Rob, Be careful with Dreamhost. They seem like a dream at first but they can quickly turn into a nightmare. I had some major performance problems on my sites so I’ve left my dreamhost account for subversion/static html content only. I had issues like downtime, slow perf during peak hours, and random database connection errors quite often. I would suggest at least keeping the latest copy of your code somewhere in archive that you control *just in case* Dreamhost’s subversion server takes a dive.

#4 Rich Zygler on 05.25.07 at 3:37 pm

To protect against the host going down, you can always do a “svnadmin dump” as part of your back up strategy to dump a copy of the repo, keep that off site, then use “svnadmin load” to load that dumped copy into a new repo

#5 Michael C. Neel on 05.25.07 at 5:57 pm

This is awesome – I’m in the same boat. It would be nice if there was a Team Server host out there, but I don’t think the price points would work for that =p If you use SVN I can highly recommend VisualSVN (http://visualsvn.com/) – for a few bucks this is a rocking little VS2005 plugin.
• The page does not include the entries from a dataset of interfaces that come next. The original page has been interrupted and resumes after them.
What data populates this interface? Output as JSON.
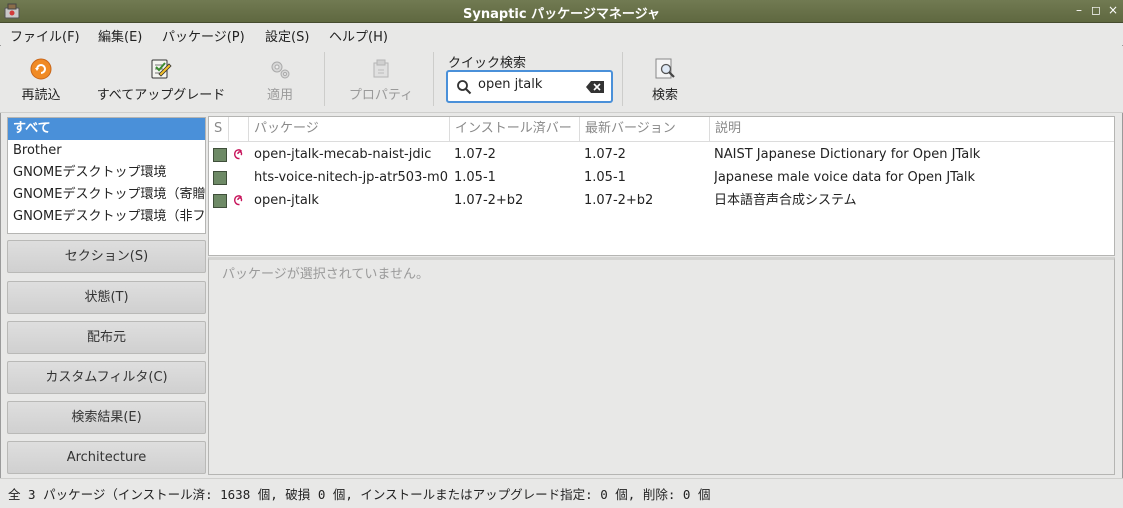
{
  "window": {
    "title": "Synaptic パッケージマネージャ",
    "buttons": [
      "–",
      "◻",
      "×"
    ]
  },
  "menu": [
    "ファイル(F)",
    "編集(E)",
    "パッケージ(P)",
    "設定(S)",
    "ヘルプ(H)"
  ],
  "toolbar": {
    "reload": "再読込",
    "upgrade_all": "すべてアップグレード",
    "apply": "適用",
    "properties": "プロパティ",
    "search": "検索"
  },
  "quick_search": {
    "label": "クイック検索",
    "value": "open jtalk"
  },
  "filter_list": [
    "すべて",
    "Brother",
    "GNOMEデスクトップ環境",
    "GNOMEデスクトップ環境（寄贈",
    "GNOMEデスクトップ環境（非フ"
  ],
  "filter_buttons": [
    "セクション(S)",
    "状態(T)",
    "配布元",
    "カスタムフィルタ(C)",
    "検索結果(E)",
    "Architecture"
  ],
  "columns": {
    "s": "S",
    "package": "パッケージ",
    "installed": "インストール済バー",
    "latest": "最新バージョン",
    "description": "説明"
  },
  "packages": [
    {
      "name": "open-jtalk-mecab-naist-jdic",
      "installed": "1.07-2",
      "latest": "1.07-2",
      "description": "NAIST Japanese Dictionary for Open JTalk",
      "debian": true
    },
    {
      "name": "hts-voice-nitech-jp-atr503-m0",
      "installed": "1.05-1",
      "latest": "1.05-1",
      "description": "Japanese male voice data for Open JTalk",
      "debian": false
    },
    {
      "name": "open-jtalk",
      "installed": "1.07-2+b2",
      "latest": "1.07-2+b2",
      "description": "日本語音声合成システム",
      "debian": true
    }
  ],
  "detail_message": "パッケージが選択されていません。",
  "status_text": "全 3 パッケージ（インストール済: 1638 個, 破損 0 個, インストールまたはアップグレード指定: 0 個, 削除: 0 個",
  "colors": {
    "accent": "#4a90d9",
    "titlebar": "#6b744b",
    "installed_box": "#6e8a66",
    "debian": "#c7135a"
  }
}
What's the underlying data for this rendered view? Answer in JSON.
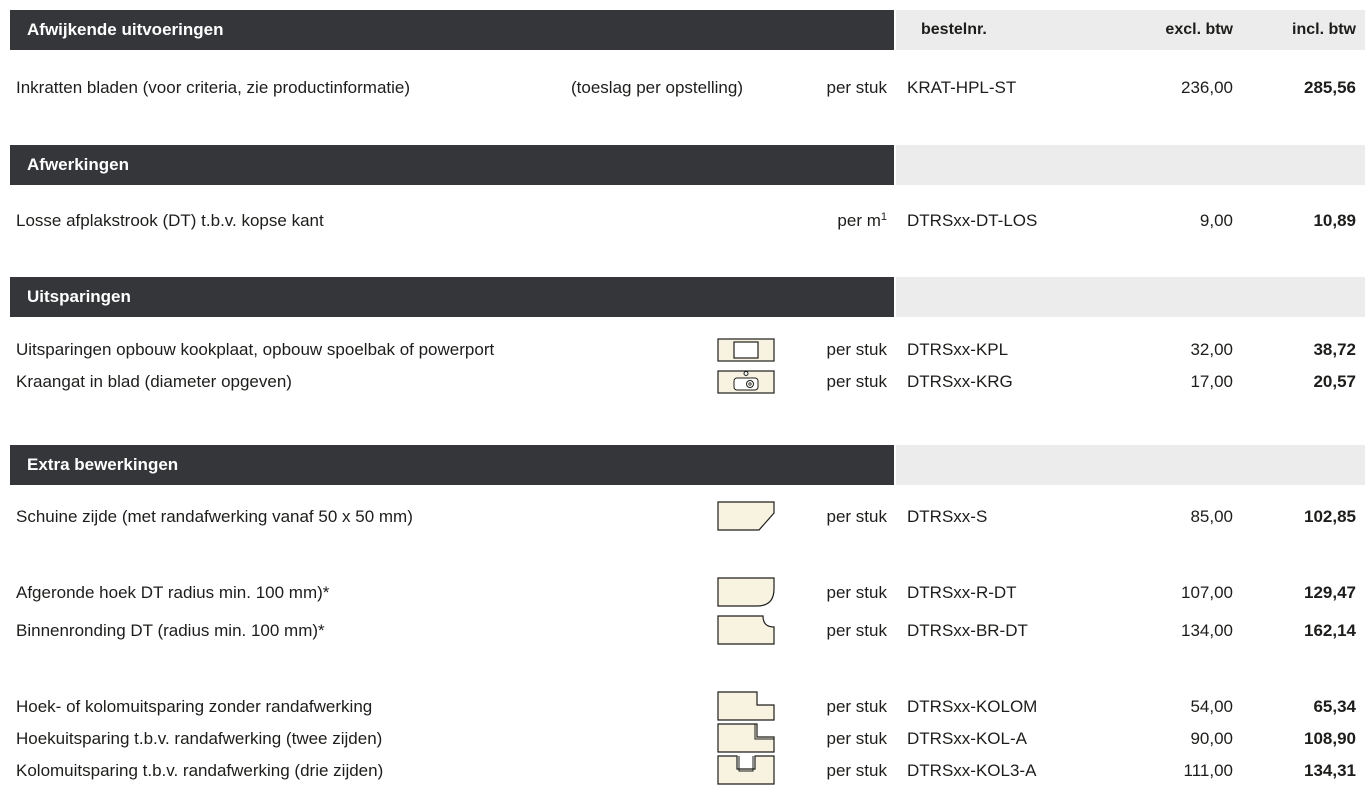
{
  "colors": {
    "header_dark": "#353639",
    "header_light": "#ececec",
    "icon_fill": "#f8f3e0",
    "icon_stroke": "#1d1d1b"
  },
  "columns": {
    "code": "bestelnr.",
    "excl": "excl. btw",
    "incl": "incl. btw"
  },
  "sections": [
    {
      "title": "Afwijkende uitvoeringen",
      "rows": [
        {
          "desc": "Inkratten bladen (voor criteria, zie productinformatie)",
          "note": "(toeslag per opstelling)",
          "unit": "per stuk",
          "code": "KRAT-HPL-ST",
          "excl": "236,00",
          "incl": "285,56"
        }
      ]
    },
    {
      "title": "Afwerkingen",
      "rows": [
        {
          "desc": "Losse afplakstrook (DT) t.b.v. kopse kant",
          "unit": "per m",
          "unit_sup": "1",
          "code": "DTRSxx-DT-LOS",
          "excl": "9,00",
          "incl": "10,89"
        }
      ]
    },
    {
      "title": "Uitsparingen",
      "rows": [
        {
          "desc": "Uitsparingen opbouw kookplaat, opbouw spoelbak of powerport",
          "icon": "cutout-square-icon",
          "unit": "per stuk",
          "code": "DTRSxx-KPL",
          "excl": "32,00",
          "incl": "38,72"
        },
        {
          "desc": "Kraangat in blad (diameter opgeven)",
          "icon": "tap-hole-sink-icon",
          "unit": "per stuk",
          "code": "DTRSxx-KRG",
          "excl": "17,00",
          "incl": "20,57"
        }
      ]
    },
    {
      "title": "Extra bewerkingen",
      "rows": [
        {
          "desc": "Schuine zijde (met randafwerking vanaf 50 x 50 mm)",
          "icon": "bevel-corner-icon",
          "unit": "per stuk",
          "code": "DTRSxx-S",
          "excl": "85,00",
          "incl": "102,85"
        },
        {
          "desc": "Afgeronde hoek DT radius min. 100 mm)*",
          "icon": "rounded-corner-icon",
          "unit": "per stuk",
          "code": "DTRSxx-R-DT",
          "excl": "107,00",
          "incl": "129,47"
        },
        {
          "desc": "Binnenronding DT (radius min. 100 mm)*",
          "icon": "inner-rounding-icon",
          "unit": "per stuk",
          "code": "DTRSxx-BR-DT",
          "excl": "134,00",
          "incl": "162,14"
        },
        {
          "desc": "Hoek- of kolomuitsparing zonder randafwerking",
          "icon": "corner-notch-icon",
          "unit": "per stuk",
          "code": "DTRSxx-KOLOM",
          "excl": "54,00",
          "incl": "65,34"
        },
        {
          "desc": "Hoekuitsparing t.b.v. randafwerking (twee zijden)",
          "icon": "corner-notch-edged-icon",
          "unit": "per stuk",
          "code": "DTRSxx-KOL-A",
          "excl": "90,00",
          "incl": "108,90"
        },
        {
          "desc": "Kolomuitsparing t.b.v. randafwerking (drie zijden)",
          "icon": "column-notch-icon",
          "unit": "per stuk",
          "code": "DTRSxx-KOL3-A",
          "excl": "111,00",
          "incl": "134,31"
        }
      ]
    }
  ]
}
#6 Tim Cull on 06.04.07 at 4:23 am

I’ve used SVN at DreamHost, too, for about a year with no complaints. I just couldn’t believe my luck after stumbling on it on their wiki. I just hope they don’t do the same research you and I did and realize how much it’s worth.
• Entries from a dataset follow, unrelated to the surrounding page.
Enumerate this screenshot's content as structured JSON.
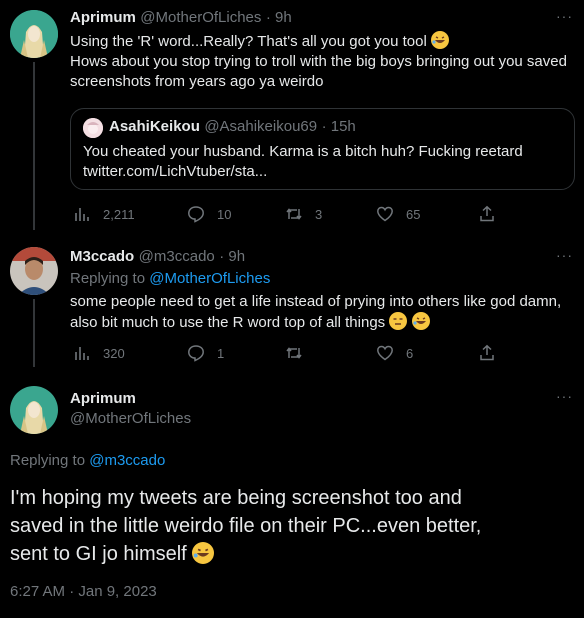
{
  "tweet1": {
    "name": "Aprimum",
    "handle": "@MotherOfLiches",
    "time": "· 9h",
    "text_line1": "Using the 'R' word...Really? That's all you got you tool",
    "text_line2": "Hows about you stop trying to troll with the big boys bringing out you saved",
    "text_line3": "screenshots from years ago ya weirdo",
    "emoji1": "rolling-on-floor-laughing",
    "quote": {
      "name": "AsahiKeikou",
      "handle": "@Asahikeikou69",
      "time": "· 15h",
      "text": "You cheated your husband. Karma is a bitch huh? Fucking reetard",
      "link": "twitter.com/LichVtuber/sta..."
    },
    "stats": {
      "views": "2,211",
      "replies": "10",
      "retweets": "3",
      "likes": "65"
    }
  },
  "tweet2": {
    "name": "M3ccado",
    "handle": "@m3ccado",
    "time": "· 9h",
    "replying_prefix": "Replying to",
    "replying_to": "@MotherOfLiches",
    "text_line1": "some people need to get a life instead of prying into others like god damn,",
    "text_line2": "also bit much to use the R word top of all things",
    "emojis": [
      "expressionless-face",
      "rolling-on-floor-laughing"
    ],
    "stats": {
      "views": "320",
      "replies": "1",
      "retweets": "",
      "likes": "6"
    }
  },
  "main_tweet": {
    "name": "Aprimum",
    "handle": "@MotherOfLiches",
    "replying_prefix": "Replying to",
    "replying_to": "@m3ccado",
    "text_line1": "I'm hoping my tweets are being screenshot too and",
    "text_line2": "saved in the little weirdo file on their PC...even better,",
    "text_line3": "sent to GI jo himself",
    "emoji": "rolling-on-floor-laughing",
    "timestamp": "6:27 AM · Jan 9, 2023"
  },
  "more_label": "···",
  "colors": {
    "accent": "#1d9bf0",
    "muted": "#71767b",
    "text": "#e7e9ea",
    "background": "#000000"
  }
}
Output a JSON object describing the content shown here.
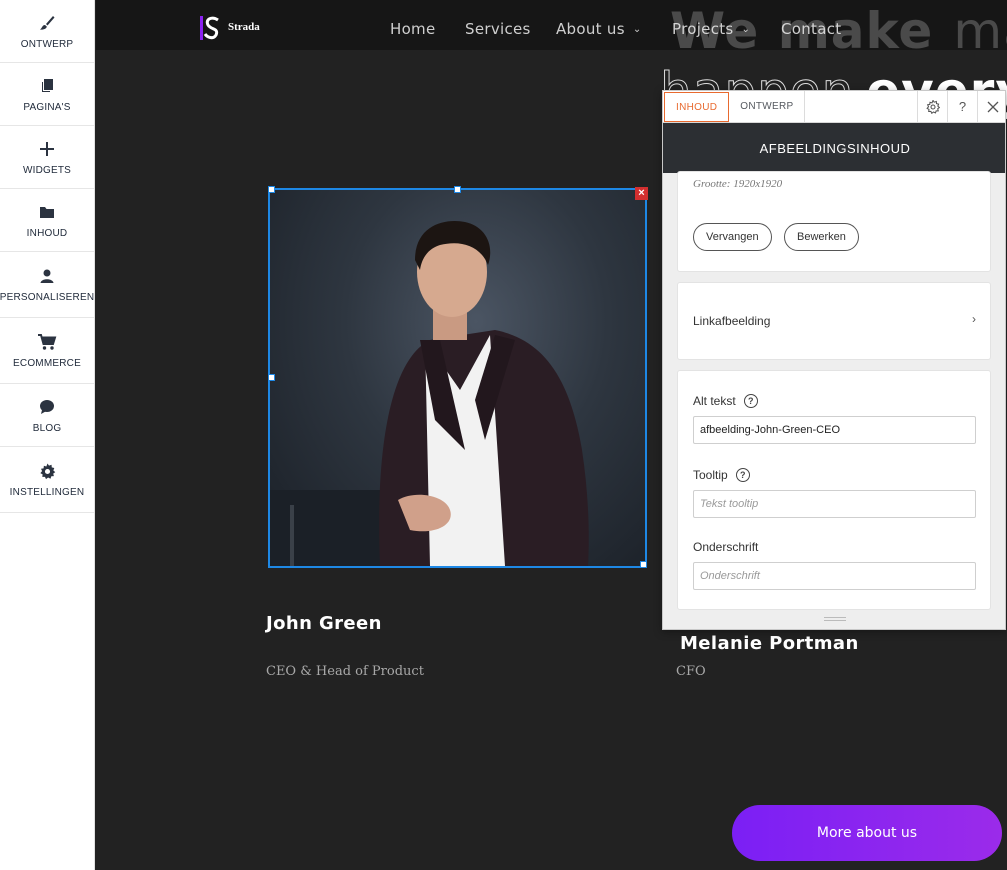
{
  "sidebar": {
    "items": [
      {
        "label": "ONTWERP",
        "icon": "paintbrush-icon"
      },
      {
        "label": "PAGINA'S",
        "icon": "pages-icon"
      },
      {
        "label": "WIDGETS",
        "icon": "plus-icon"
      },
      {
        "label": "INHOUD",
        "icon": "folder-icon"
      },
      {
        "label": "PERSONALISEREN",
        "icon": "user-icon"
      },
      {
        "label": "ECOMMERCE",
        "icon": "cart-icon"
      },
      {
        "label": "BLOG",
        "icon": "chat-bubble-icon"
      },
      {
        "label": "INSTELLINGEN",
        "icon": "gear-icon"
      }
    ]
  },
  "site": {
    "logo_text": "Strada",
    "nav": {
      "home": "Home",
      "services": "Services",
      "about": "About us",
      "projects": "Projects",
      "contact": "Contact"
    },
    "hero": {
      "line1_bold": "We make",
      "line1_light": "mag",
      "line2_light": "happen",
      "line2_bold": "every d"
    },
    "team": [
      {
        "name": "John Green",
        "role": "CEO & Head of Product"
      },
      {
        "name": "Melanie Portman",
        "role": "CFO"
      }
    ],
    "more_button": "More about us",
    "accent_color": "#8b22f0",
    "selection_color": "#1e88e5"
  },
  "panel": {
    "tabs": {
      "content": "INHOUD",
      "design": "ONTWERP"
    },
    "title": "AFBEELDINGSINHOUD",
    "size_text": "Grootte: 1920x1920",
    "replace_button": "Vervangen",
    "edit_button": "Bewerken",
    "link_image": "Linkafbeelding",
    "alt_label": "Alt tekst",
    "alt_value": "afbeelding-John-Green-CEO",
    "tooltip_label": "Tooltip",
    "tooltip_placeholder": "Tekst tooltip",
    "caption_label": "Onderschrift",
    "caption_placeholder": "Onderschrift",
    "active_tab_color": "#e86a2f"
  }
}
#7 Ethan Giffin on 06.06.07 at 6:45 pm

Great posting. I too was in a similar boat. Small 4 person startup. I also needed access via the Internet to a freelancer across the country. So SS was out. I was used to using Vault at my last job. It was just an extra expense, plus hosting and backups that we weren’t ready to take on. This really helped to seal the deal for me. Although Subversion is a little bit different process than Vault, I am sure we will figure it out along the way.